(Available data Opens)

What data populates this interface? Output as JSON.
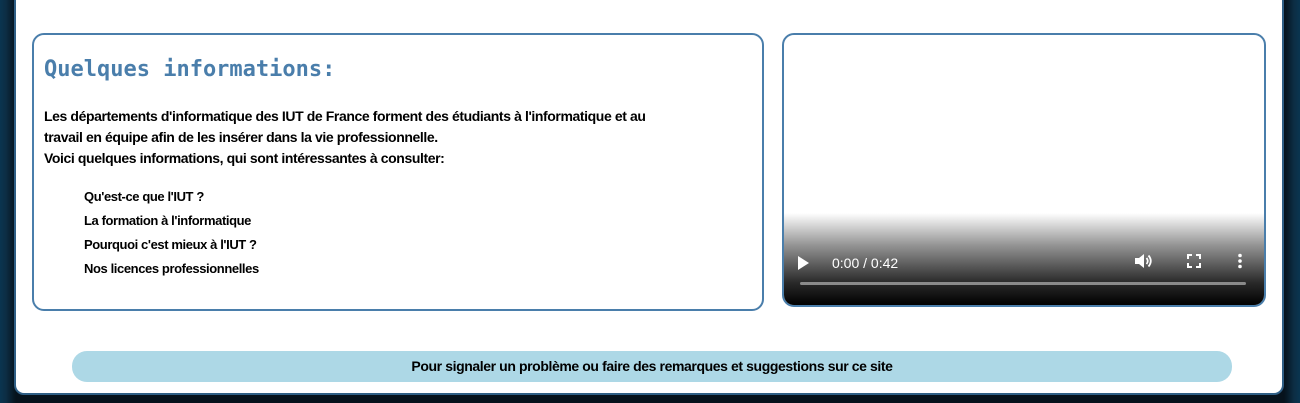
{
  "info": {
    "title": "Quelques informations:",
    "paragraph_line1": "Les départements d'informatique des IUT de France forment des étudiants à l'informatique et au",
    "paragraph_line2": "travail en équipe afin de les insérer dans la vie professionnelle.",
    "paragraph_line3": "Voici quelques informations, qui sont intéressantes à consulter:",
    "links": [
      {
        "label": "Qu'est-ce que l'IUT ?"
      },
      {
        "label": "La formation à l'informatique"
      },
      {
        "label": "Pourquoi c'est mieux à l'IUT ?"
      },
      {
        "label": "Nos licences professionnelles"
      }
    ]
  },
  "video": {
    "time": "0:00 / 0:42",
    "progress": 0,
    "icons": [
      "play-icon",
      "volume-icon",
      "fullscreen-icon",
      "more-options-icon"
    ]
  },
  "footer": {
    "report_label": "Pour signaler un problème ou faire des remarques et suggestions sur ce site"
  },
  "colors": {
    "accent": "#4a7eab",
    "footer_bg": "#add8e6",
    "page_border": "#2f5f86"
  }
}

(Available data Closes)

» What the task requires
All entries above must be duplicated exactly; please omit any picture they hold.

» Response box
What data populates this interface? Output as JSON.
{
  "info": {
    "title": "Quelques informations:",
    "paragraph_line1": "Les départements d'informatique des IUT de France forment des étudiants à l'informatique et au",
    "paragraph_line2": "travail en équipe afin de les insérer dans la vie professionnelle.",
    "paragraph_line3": "Voici quelques informations, qui sont intéressantes à consulter:",
    "links": [
      {
        "label": "Qu'est-ce que l'IUT ?"
      },
      {
        "label": "La formation à l'informatique"
      },
      {
        "label": "Pourquoi c'est mieux à l'IUT ?"
      },
      {
        "label": "Nos licences professionnelles"
      }
    ]
  },
  "video": {
    "time": "0:00 / 0:42",
    "progress": 0,
    "icons": [
      "play-icon",
      "volume-icon",
      "fullscreen-icon",
      "more-options-icon"
    ]
  },
  "footer": {
    "report_label": "Pour signaler un problème ou faire des remarques et suggestions sur ce site"
  },
  "colors": {
    "accent": "#4a7eab",
    "footer_bg": "#add8e6",
    "page_border": "#2f5f86"
  }
}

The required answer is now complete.